ORLANDO, Fla. -- An attorney for the Volusia County medical examiner asked a judge Friday to free the county from obeying parts of an agreement that limits access to the Dale Earnhardt autopsy photos.
Portions of the agreement "are illegal and void ... unless the law provides for an exemption," Volusia County Attorney Dan Eckert said in a motion. "The court's approval of a settlement agreement cannot create an exemption where one does not exist by statute."
The agreement reached last week between the Orlando Sentinel and Earnhardt's widow, Teresa, calls for an independent medical expert to look at the photos and then submit a report to the newspaper and the Earnhardt family.
Dr. Barry Myers of Duke University is scheduled to view the photos on Monday. They then would be permanently sealed as requested by Mrs. Earnhardt because of privacy concerns.
But sealing the photos violates Florida's public records law and the medical examiner's office can't legally carry it out as a custodian of the records, Eckert said.
The county attorney asked Volusia County Circuit Judge Joseph Will to handle any further requests for the photos if the county wasn't allowed to get out of the agreement.
The county wants to avoid any liability for not following Florida's well-regarded Sunshine Law that opens most records, including autopsy photos, to the public, said county spokesman Dave Byron.

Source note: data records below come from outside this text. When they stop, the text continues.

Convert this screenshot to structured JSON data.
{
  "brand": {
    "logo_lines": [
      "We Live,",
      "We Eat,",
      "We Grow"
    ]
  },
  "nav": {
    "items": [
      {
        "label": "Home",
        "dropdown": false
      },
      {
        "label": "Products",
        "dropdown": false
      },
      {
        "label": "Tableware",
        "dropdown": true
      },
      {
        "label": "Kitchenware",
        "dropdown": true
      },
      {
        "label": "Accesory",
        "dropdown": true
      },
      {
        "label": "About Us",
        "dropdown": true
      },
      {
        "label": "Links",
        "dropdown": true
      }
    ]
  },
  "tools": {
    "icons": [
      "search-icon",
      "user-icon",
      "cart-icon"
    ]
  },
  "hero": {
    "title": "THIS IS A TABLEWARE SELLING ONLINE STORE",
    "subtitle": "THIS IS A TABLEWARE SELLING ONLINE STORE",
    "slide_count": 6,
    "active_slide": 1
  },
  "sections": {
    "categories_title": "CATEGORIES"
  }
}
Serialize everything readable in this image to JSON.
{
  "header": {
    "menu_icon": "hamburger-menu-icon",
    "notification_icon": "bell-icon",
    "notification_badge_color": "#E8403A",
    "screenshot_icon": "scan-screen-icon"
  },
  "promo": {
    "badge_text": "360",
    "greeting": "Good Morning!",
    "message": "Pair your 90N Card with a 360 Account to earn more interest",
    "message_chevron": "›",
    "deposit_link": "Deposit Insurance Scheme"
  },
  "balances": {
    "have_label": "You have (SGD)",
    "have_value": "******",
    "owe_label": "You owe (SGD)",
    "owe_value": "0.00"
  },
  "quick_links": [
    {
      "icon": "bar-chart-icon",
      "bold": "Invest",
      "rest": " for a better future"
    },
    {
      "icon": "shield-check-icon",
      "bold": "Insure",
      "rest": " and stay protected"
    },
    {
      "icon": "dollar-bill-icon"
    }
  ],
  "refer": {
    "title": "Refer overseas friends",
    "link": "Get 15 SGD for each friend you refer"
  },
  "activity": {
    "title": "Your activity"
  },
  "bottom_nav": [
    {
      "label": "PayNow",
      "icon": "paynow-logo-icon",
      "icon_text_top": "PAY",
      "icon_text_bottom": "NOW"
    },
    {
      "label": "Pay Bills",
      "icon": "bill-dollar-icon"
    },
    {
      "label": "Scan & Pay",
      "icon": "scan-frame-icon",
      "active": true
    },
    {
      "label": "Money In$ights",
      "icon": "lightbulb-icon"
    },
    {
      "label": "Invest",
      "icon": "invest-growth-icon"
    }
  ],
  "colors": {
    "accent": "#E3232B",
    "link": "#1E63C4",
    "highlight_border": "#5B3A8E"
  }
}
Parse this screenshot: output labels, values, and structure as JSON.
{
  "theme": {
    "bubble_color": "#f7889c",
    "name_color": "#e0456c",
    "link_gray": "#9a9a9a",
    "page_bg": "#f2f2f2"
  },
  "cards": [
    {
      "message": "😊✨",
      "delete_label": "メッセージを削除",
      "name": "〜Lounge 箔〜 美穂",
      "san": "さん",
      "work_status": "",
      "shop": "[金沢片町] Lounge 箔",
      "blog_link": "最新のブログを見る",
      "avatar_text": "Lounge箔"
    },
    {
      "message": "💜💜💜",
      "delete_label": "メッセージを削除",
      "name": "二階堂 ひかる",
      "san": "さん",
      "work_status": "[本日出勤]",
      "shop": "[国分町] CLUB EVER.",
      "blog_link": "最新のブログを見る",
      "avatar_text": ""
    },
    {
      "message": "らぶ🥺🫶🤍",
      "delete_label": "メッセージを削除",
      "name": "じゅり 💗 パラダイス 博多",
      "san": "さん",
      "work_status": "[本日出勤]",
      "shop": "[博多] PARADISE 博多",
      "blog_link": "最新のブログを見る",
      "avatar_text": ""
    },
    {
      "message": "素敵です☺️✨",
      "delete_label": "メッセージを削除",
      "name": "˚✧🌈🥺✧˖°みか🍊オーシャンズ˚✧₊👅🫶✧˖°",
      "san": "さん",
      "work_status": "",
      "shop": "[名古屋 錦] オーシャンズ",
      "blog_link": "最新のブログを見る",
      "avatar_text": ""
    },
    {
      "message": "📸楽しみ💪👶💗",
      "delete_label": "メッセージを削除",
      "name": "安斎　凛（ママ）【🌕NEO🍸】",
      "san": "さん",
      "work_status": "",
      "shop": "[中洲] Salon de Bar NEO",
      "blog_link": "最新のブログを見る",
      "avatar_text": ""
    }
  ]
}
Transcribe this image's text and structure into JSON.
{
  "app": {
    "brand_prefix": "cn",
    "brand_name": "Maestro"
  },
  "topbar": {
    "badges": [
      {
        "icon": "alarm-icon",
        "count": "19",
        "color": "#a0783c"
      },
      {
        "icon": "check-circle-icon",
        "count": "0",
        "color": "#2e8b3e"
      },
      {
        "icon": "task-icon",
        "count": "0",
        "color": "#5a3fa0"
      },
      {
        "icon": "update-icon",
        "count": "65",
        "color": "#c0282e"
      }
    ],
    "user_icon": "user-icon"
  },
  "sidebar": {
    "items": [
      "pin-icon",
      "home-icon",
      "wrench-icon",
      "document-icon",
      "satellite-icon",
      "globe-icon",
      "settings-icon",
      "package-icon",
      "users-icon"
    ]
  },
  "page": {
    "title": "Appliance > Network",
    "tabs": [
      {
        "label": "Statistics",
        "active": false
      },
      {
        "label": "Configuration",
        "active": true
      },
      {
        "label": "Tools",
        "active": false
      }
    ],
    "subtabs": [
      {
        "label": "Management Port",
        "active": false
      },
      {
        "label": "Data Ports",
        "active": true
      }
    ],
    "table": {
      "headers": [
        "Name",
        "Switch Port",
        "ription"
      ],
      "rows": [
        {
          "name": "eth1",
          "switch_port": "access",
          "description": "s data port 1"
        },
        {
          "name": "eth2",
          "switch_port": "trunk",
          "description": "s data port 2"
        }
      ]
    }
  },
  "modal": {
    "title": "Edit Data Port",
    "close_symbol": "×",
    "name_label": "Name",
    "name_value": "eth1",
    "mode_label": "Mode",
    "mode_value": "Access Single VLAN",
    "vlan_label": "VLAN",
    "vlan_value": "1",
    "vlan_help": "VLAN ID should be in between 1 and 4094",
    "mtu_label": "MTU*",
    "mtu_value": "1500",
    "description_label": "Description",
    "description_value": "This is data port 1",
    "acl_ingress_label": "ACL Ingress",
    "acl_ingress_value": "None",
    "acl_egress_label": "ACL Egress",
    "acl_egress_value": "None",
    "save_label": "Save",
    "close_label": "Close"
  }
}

Sentinel attorneys David Bralow and George Gabel said they supported the county's position.
"They're genuinely concerned about how to fulfill that duty," Bralow said. "I think they're taking steps necessary for whatever happens so they're not being accused of violating the Public Records Act."
Earnhardt attorneys said in a statement they expected the judge to enforce the settlement and that county attorneys had signed off on the deal.
The settlement "was agreed upon with the full knowledge and consent of all parties, including the Volusia County Medical Examiner's Office and the attorney from the County Attorney's Office," the statement said.
Under current law, autopsy photos are public record. However, measures moving through the state legislature would prevent the public and media from seeing autopsy photos unless they can convince a judge they have good cause. The House passed its version Thursday and the Senate is to debate its version Tuesday.
The Sentinel originally wanted its own expert to review the images for an investigation of NASCAR safety, but agreed in mediation to let the courts select an outside expert.
Newspaper attorneys then became upset upon learning that a NASCAR medical expert had looked at the photos the day before they were sealed. They later said they were satisfied with the selection of Myers, whose expertise is in the damage done to the human body in auto crashes.
The president of a Web site and an independent student newspaper at the University of Florida, the Independent Florida Alligator, are pursuing their own court cases for access to the photos. A hearing for the Alligator is set for April 5.
On Friday, WebsiteCity.com president Michael Uribe asked to see 33 images taken during the Earnhardt autopsy that followed his Feb. 18 fatal crash at the Daytona 500.